It's winter semester at the University, the semester in which graduating seniors stop thinking about the consequences of the dominant patriarchal hegemony in Jane Austen and start thinking about health insurance.
But why? Why leave school? Why not stay right where you are, and become a super-senior-and stay for a fifth year, or a sixth, or just push it is far as it'll go.

Tim Russell: Hi. I'm Mike. I've been at the University of Minnesota for 27 years, and I'm still working on my bachelor's degree. I've had eighteen different majors and fifty-two roommates and I couldn't be happier. I like futons. I'm happy with Happy Meals. All day I sit in the library and read.

GK: Life is good for a super-senior. If you've got one more class left until you graduate, why not put it off until next year? Think about a double major. Take a semester in India.

TR: At a certain point, you forget about debt. Between eighteen-thousand and a quarter-million, what's the differenced? I owe Visa twenty-grand a month, and that's just for interest. Hey--whatever-- not my problem.

GK: And as you get closer to retirement age, you start to look at the dorm as a form of assisted living. Super -seniors graduate to become senior citizens. A message from the National Organization of Super Seniors.

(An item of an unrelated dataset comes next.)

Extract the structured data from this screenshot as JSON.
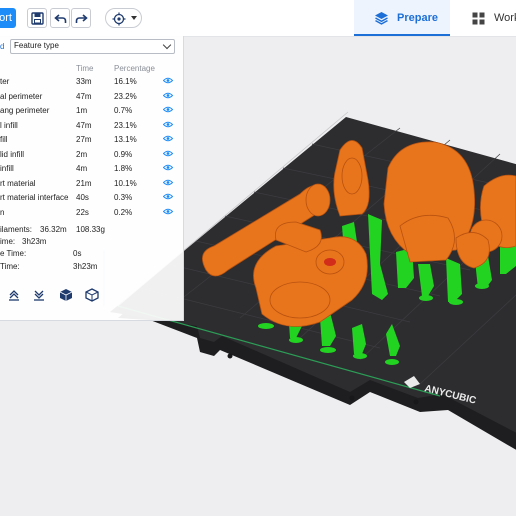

ALL SING: If you're happy and you know it, stick around
If you're happy and you know it, stick around.
If you're happy, it's not hard to get another credit card
You're a student, so you're smart, stick around.